A table will be used here to summarize things like the number of opened franchises, the number of franchises that were terminated, closed, or transferred, and contact information for each franchisee in the franchisor’s system
21. Financial statements
Financial statements are one of the most important inclusions in any federal disclosure document. Your franchisor will need to provide three years’ worth of audited financial statements. This will give you insight into costs and cash flow, among other things
Buying a franchise includes signing several contracts, like your franchise agreement. Others may include financial contracts, agreements made regarding products supplied, licensing agreements, and more
The last section of your franchise disclosure document is a receipt page that you’ll sign to let the appropriate parties know (and keep a record of) when you received your FDD
About Corvus Janitorial Systems
Founded in 2004 to make people’s lives better, Corvus is a full-service commercial cleaning franchisor that offers cleaning services through reputable local Franchisees. Corvus has been guided by its mission to transform people and transform places by consistently delivering independence, security, and freedom to Franchisees who deliver high-quality cleaning to offices, educational buildings, medical buildings/offices, recreational centers, industrial parks, and other spaces. Visit our website for more information regarding Corvus and the franchise opportunities we offer nationwide.

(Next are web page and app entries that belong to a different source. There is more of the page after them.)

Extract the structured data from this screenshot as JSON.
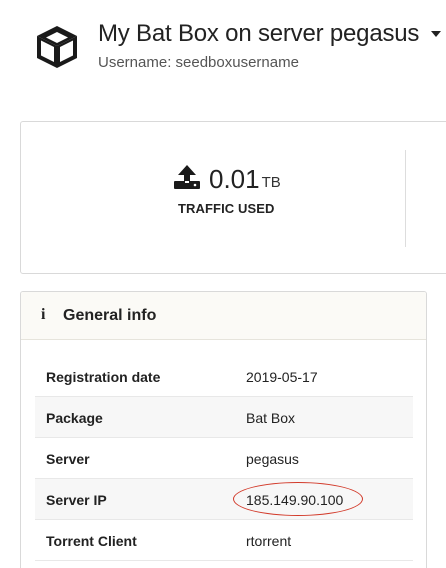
{
  "header": {
    "title": "My Bat Box on server pegasus",
    "username_label": "Username: seedboxusername",
    "icon": "box-icon",
    "dropdown_icon": "caret-down-icon"
  },
  "traffic": {
    "icon": "upload-icon",
    "value": "0.01",
    "unit": "TB",
    "label": "TRAFFIC USED"
  },
  "general_info": {
    "icon": "info-icon",
    "icon_glyph": "i",
    "title": "General info",
    "rows": [
      {
        "key": "Registration date",
        "value": "2019-05-17"
      },
      {
        "key": "Package",
        "value": "Bat Box"
      },
      {
        "key": "Server",
        "value": "pegasus"
      },
      {
        "key": "Server IP",
        "value": "185.149.90.100"
      },
      {
        "key": "Torrent Client",
        "value": "rtorrent"
      }
    ]
  },
  "colors": {
    "highlight": "#d23a2a",
    "header_bg": "#fbfaf6",
    "row_shaded": "#f7f7f7"
  }
}
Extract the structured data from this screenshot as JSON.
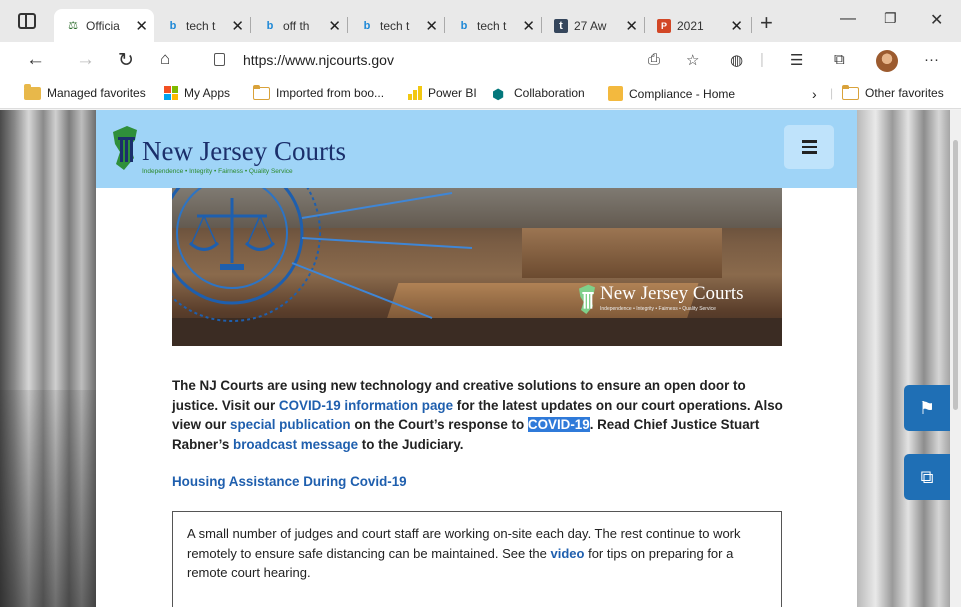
{
  "browser": {
    "tabs": [
      {
        "title": "Officia",
        "icon": "njcourts-favicon",
        "active": true
      },
      {
        "title": "tech t",
        "icon": "bing-icon"
      },
      {
        "title": "off th",
        "icon": "bing-icon"
      },
      {
        "title": "tech t",
        "icon": "bing-icon"
      },
      {
        "title": "tech t",
        "icon": "bing-icon"
      },
      {
        "title": "27 Aw",
        "icon": "tumblr-icon"
      },
      {
        "title": "2021",
        "icon": "powerpoint-icon"
      }
    ],
    "url": "https://www.njcourts.gov",
    "favorites": {
      "managed": "Managed favorites",
      "apps": "My Apps",
      "imported": "Imported from boo...",
      "powerbi": "Power BI",
      "collaboration": "Collaboration",
      "compliance": "Compliance - Home",
      "other": "Other favorites"
    }
  },
  "site": {
    "logo_title": "New Jersey Courts",
    "logo_tagline": "Independence • Integrity • Fairness • Quality Service",
    "hero_logo_title": "New Jersey Courts",
    "hero_logo_tagline": "Independence • Integrity • Fairness • Quality Service",
    "intro": {
      "p1": "The NJ Courts are using new technology and creative solutions to ensure an open door to justice. Visit our ",
      "link1": "COVID-19 information page",
      "p2": " for the latest updates on our court operations. Also view our ",
      "link2": "special publication",
      "p3": " on the Court’s response to ",
      "highlight": "COVID-19",
      "p4": ". Read Chief Justice Stuart Rabner’s ",
      "link3": "broadcast message",
      "p5": " to the Judiciary."
    },
    "housing_link": "Housing Assistance During Covid-19",
    "notice": {
      "p1": "A small number of judges and court staff are working on-site each day. The rest continue to work remotely to ensure safe distancing can be maintained. See the ",
      "link": "video",
      "p2": " for tips on preparing for a remote court hearing."
    }
  },
  "colors": {
    "header_bg": "#9fd4f7",
    "link": "#1f5fae",
    "side_button": "#1f6fb5"
  }
}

Disclaimer: This blog is for general information only. It is not intended to advise an individual on their purchase of a franchise and should not be used in place of legal counsel. There are many factors that affect the purchase of a franchise. Any person considering the purchase of a franchise should become familiar with their state laws related to franchising.